Data items
= = = =
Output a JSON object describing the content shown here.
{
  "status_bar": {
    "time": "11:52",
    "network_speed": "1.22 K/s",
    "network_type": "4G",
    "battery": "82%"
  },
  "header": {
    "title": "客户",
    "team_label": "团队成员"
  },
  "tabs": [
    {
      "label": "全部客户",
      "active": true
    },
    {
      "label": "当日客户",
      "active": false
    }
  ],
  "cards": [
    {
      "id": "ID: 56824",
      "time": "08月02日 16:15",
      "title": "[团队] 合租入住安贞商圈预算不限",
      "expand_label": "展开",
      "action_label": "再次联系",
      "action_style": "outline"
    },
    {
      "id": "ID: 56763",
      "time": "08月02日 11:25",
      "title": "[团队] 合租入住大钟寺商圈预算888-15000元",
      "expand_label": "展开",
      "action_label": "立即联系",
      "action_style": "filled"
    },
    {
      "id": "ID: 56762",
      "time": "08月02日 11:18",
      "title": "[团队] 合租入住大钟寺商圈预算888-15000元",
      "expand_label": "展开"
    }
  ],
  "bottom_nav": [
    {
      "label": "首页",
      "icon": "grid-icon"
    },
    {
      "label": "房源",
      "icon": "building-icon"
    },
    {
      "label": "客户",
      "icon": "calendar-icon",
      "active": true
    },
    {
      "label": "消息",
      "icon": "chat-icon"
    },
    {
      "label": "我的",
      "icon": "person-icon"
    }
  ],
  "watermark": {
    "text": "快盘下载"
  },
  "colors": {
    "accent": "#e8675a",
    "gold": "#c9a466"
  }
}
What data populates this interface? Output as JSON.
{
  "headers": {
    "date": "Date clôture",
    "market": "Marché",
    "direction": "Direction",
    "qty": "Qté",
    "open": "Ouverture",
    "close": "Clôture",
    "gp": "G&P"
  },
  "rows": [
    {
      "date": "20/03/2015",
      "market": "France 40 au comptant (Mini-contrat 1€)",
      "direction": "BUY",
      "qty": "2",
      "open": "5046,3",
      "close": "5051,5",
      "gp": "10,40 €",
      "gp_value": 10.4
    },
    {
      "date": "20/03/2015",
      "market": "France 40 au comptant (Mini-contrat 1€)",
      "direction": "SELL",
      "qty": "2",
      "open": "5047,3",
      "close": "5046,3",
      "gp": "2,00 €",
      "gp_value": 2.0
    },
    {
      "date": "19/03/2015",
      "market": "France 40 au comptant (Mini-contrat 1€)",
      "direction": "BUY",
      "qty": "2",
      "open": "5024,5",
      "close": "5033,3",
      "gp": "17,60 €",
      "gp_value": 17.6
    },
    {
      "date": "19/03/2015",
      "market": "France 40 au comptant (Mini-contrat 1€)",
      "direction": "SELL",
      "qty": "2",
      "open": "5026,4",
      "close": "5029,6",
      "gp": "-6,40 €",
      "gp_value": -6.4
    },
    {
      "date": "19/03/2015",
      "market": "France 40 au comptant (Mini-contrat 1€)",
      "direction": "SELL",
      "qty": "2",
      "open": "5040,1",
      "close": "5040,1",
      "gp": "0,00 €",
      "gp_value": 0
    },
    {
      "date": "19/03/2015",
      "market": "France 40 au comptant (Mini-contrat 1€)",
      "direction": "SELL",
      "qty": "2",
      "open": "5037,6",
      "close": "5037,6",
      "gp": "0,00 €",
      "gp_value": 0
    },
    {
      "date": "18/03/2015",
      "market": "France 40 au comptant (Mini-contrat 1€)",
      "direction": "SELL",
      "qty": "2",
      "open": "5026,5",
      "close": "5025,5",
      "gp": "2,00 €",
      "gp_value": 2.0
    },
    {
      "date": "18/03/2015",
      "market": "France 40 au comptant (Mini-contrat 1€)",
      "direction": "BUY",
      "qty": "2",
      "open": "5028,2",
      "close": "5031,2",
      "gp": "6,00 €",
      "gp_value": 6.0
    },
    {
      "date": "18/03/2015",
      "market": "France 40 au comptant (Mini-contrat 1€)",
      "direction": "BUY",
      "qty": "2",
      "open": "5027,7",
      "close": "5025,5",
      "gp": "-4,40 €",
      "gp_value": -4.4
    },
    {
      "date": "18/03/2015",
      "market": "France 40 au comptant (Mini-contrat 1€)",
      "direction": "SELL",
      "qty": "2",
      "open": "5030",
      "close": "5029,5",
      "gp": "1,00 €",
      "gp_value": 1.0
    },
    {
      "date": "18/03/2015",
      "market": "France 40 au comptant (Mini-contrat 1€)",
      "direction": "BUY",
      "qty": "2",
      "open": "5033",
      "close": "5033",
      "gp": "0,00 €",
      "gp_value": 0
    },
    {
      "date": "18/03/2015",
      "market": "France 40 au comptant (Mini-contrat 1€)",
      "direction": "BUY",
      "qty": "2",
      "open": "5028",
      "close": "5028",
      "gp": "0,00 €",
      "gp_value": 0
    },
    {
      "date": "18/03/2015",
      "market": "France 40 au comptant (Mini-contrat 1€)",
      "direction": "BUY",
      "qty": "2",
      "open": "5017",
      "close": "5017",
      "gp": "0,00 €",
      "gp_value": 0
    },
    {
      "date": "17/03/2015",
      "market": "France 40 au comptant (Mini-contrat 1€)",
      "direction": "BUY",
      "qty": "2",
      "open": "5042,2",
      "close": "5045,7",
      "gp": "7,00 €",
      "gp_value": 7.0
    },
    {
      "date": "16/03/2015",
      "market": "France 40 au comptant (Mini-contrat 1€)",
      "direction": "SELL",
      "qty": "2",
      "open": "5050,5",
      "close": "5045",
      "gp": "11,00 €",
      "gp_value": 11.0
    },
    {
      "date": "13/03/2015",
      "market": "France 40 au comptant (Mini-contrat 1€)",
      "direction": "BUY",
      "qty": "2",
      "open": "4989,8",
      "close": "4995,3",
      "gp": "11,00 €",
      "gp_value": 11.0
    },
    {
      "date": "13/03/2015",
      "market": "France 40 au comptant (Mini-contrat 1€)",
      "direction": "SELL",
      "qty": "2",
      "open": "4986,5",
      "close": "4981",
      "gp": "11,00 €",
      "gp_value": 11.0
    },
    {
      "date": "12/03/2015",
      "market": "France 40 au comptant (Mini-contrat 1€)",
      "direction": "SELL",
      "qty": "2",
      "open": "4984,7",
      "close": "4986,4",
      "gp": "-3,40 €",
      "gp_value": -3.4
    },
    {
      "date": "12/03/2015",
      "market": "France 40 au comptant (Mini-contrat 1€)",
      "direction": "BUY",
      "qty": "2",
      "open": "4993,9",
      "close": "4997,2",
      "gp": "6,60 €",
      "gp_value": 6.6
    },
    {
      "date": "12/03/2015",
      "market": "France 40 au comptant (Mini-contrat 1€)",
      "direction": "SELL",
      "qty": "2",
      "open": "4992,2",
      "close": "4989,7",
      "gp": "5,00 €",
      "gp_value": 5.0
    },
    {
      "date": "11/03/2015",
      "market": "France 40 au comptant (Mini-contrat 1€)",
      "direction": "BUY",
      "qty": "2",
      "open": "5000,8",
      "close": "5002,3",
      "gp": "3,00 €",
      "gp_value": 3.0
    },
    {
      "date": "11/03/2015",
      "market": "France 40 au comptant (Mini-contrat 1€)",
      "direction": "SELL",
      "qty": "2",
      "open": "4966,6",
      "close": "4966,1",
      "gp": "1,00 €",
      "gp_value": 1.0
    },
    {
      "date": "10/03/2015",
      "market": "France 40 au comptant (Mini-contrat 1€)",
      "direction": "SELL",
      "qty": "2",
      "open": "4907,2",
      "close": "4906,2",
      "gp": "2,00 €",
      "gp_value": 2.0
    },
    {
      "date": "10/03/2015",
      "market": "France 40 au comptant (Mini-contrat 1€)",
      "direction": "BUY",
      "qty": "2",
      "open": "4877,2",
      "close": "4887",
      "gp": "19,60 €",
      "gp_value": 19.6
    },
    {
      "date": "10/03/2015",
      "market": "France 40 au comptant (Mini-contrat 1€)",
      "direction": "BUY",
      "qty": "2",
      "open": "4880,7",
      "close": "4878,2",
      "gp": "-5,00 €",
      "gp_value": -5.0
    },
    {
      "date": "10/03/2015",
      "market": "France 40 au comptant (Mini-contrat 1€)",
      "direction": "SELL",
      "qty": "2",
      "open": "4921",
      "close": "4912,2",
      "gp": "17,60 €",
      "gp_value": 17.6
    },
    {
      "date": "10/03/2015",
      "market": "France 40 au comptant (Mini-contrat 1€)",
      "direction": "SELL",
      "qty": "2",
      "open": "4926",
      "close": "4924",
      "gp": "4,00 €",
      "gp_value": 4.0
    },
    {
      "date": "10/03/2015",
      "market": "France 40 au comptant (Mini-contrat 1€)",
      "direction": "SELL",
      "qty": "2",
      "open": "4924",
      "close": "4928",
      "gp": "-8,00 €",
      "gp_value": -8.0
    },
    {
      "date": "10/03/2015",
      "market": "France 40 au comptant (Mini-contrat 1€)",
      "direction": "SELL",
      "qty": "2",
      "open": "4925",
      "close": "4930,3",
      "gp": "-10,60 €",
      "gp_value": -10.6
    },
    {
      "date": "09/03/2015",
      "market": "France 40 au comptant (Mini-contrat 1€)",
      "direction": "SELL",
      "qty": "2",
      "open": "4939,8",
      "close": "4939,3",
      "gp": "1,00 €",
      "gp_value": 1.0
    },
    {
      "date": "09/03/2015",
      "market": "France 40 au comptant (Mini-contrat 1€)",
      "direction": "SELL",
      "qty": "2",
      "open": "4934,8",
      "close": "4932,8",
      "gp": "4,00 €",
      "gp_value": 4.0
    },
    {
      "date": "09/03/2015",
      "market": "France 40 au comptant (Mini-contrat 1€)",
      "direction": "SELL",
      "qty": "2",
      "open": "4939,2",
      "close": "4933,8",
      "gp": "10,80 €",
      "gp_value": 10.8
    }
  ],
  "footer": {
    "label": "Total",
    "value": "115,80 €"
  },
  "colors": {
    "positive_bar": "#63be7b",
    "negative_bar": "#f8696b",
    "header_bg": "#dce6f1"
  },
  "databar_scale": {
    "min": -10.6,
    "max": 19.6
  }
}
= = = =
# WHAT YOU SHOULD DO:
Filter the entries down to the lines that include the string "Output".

# SOLVED EXERCISE:
Output a JSON object describing the content shown here.
What data populates this interface? Output as JSON.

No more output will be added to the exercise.